- What you should do -
Among the entries below, count the lines that contain the word "love". Respond with the count only.

- Dataset rows for apps and sites -
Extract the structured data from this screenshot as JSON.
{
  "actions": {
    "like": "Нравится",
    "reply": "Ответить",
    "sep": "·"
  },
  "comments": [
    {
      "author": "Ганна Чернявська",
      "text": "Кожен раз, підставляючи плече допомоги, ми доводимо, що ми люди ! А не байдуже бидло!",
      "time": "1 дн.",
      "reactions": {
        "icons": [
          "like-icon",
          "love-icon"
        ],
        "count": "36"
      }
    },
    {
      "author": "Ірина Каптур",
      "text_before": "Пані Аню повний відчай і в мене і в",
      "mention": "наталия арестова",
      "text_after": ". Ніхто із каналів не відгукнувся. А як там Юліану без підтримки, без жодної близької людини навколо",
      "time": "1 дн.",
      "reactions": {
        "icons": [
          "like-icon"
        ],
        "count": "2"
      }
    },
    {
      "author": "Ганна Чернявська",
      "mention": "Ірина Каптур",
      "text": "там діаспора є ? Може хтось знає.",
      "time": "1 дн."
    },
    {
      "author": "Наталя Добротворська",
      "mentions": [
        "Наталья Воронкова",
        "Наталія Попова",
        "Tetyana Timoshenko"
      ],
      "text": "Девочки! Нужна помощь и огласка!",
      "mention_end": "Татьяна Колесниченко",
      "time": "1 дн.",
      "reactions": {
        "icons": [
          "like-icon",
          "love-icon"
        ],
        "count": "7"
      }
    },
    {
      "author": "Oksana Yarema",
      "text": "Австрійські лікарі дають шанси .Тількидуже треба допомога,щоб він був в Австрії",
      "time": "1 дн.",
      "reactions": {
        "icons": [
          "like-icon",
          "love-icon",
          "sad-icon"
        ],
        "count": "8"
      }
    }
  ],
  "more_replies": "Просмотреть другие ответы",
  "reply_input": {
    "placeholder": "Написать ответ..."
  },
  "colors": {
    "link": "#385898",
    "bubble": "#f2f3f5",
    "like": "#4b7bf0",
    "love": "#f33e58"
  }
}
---
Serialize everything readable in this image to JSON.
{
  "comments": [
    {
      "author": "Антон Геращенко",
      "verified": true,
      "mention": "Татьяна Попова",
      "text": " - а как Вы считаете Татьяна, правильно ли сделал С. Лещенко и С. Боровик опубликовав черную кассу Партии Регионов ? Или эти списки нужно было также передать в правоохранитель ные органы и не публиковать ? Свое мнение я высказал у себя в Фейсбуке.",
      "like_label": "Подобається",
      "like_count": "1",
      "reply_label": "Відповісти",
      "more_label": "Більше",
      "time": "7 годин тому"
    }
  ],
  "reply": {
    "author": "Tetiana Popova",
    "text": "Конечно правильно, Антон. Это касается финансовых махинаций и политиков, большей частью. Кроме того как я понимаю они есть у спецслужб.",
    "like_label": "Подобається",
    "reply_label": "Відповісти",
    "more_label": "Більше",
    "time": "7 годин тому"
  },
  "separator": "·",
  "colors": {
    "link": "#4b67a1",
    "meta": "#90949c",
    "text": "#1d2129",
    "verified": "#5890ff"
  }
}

- Expected answer -
4